I know that in the greater scheme of things that there are worse things in the world than this, but nonetheless I found this a depressing turn of events. I genuinely feared that I would never get up to full speed again and that the pride in running a medium distance (let alone a long distance) without stopping was something that I would never enjoy again.
But then I remembered the device that was tracking my decline could also be used to put that trend into reverse. I bought a Garmin Forerunner 245 back in 2019, but hadn’t bothered with the built-in Garmin Coach because I hadn’t needed it. Now, however, I was certainly in need of coaching. I wasn’t sure how much of the inability to run more than 3K was in my head. Maybe in lockdown I’d just forgotten what the feeling of runner’s discomfort felt like?
For those unfamiliar with Garmin Coach, it’s a feature of select Garmin watches (the Forerunner 45 or Vivoactive 3 seem to be the cheapest compatible options) that schedules a training program based on your 5- or 10K goals, adapted to your performance and the metrics it picks up along the way. This can be as simple as just running it without stopping, or it can train you to a certain time goal. You select the days you can work out on, and Garmin comes up with instructions for that day all readable on the wrist.
So I set up a 3-month training program with the ultimate goal of hitting 5K in 26 minutes by February. This involves four runs per week with different goals each time; sometimes it will involve a slow-pace run for 30 minutes, and other times it will involve doing short sprints. For each segment, the watch has a handy meter to show you if you’re going too fast or too slow — just stay in the green segment and you'll be fine. Each session has a built-in warm up and warm down time, and there’s usually the option of doing an extra 5 to 10 minute ‘encore’ if you’re feeling strong.
Four weeks into the program, and I have to say the goal still feels a touch optimistic to me, but currently the Garmin ‘confidence’ rating about my chances of success has me just on the edge of “extremely confident”. Tomorrow’s run is a “Time Trial” where I have to run 1.61km as fast as I can, so I guess we’ll see how far I’ve come then.
But whether I succeed or not, I would recommend anyone in a similar running slump give it a go, provided they feel up to it (and if in doubt, consult your doctor). Not only is it making me feel better and more confident that my illness was just a blip, but the schedule is giving me a sense of purpose in a pandemic-packed world where it’s all too easy to feel adrift as days blur into one.

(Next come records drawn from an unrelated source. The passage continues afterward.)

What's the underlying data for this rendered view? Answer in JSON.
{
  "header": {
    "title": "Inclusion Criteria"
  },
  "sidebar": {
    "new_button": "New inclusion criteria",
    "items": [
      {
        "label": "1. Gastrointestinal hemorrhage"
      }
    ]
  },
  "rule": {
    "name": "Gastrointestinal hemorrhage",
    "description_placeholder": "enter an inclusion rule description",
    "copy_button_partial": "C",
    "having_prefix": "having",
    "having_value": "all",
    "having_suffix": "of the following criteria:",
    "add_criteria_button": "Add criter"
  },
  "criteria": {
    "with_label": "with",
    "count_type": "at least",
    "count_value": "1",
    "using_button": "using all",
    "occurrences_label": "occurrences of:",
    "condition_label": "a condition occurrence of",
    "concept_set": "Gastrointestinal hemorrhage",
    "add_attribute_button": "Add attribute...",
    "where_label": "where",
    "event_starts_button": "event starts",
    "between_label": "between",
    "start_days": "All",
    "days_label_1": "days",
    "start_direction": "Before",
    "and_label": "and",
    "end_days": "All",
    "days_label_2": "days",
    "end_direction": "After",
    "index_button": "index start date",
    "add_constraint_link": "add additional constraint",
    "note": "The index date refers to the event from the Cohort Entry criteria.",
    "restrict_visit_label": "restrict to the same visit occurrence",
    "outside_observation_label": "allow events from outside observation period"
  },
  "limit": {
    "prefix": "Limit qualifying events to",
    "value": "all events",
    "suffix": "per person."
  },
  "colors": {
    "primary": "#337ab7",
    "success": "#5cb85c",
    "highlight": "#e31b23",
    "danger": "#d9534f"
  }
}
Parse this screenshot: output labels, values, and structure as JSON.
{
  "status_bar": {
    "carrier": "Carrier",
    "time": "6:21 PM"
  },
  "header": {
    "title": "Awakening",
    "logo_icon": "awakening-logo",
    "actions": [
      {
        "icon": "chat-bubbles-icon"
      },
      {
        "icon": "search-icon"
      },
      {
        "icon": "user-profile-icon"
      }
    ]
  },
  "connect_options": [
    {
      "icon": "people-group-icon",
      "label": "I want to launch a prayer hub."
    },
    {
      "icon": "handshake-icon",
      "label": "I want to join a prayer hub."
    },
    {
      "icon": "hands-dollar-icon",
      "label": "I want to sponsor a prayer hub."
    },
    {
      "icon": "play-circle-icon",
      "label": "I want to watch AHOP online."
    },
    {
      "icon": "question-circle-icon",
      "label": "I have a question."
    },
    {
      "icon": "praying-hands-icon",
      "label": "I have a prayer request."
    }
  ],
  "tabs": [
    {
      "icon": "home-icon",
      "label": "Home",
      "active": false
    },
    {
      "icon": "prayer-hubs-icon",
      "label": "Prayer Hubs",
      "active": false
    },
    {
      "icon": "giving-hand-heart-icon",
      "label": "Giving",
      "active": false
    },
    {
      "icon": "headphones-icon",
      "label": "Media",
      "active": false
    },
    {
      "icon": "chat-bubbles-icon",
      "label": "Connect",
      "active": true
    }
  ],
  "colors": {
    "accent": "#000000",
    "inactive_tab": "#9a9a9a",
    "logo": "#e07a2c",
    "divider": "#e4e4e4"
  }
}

Now I'm rolling on to February 20 for race day. If all goes to plan, I might start it all over again with a more ambitious time target, or up it to 10K.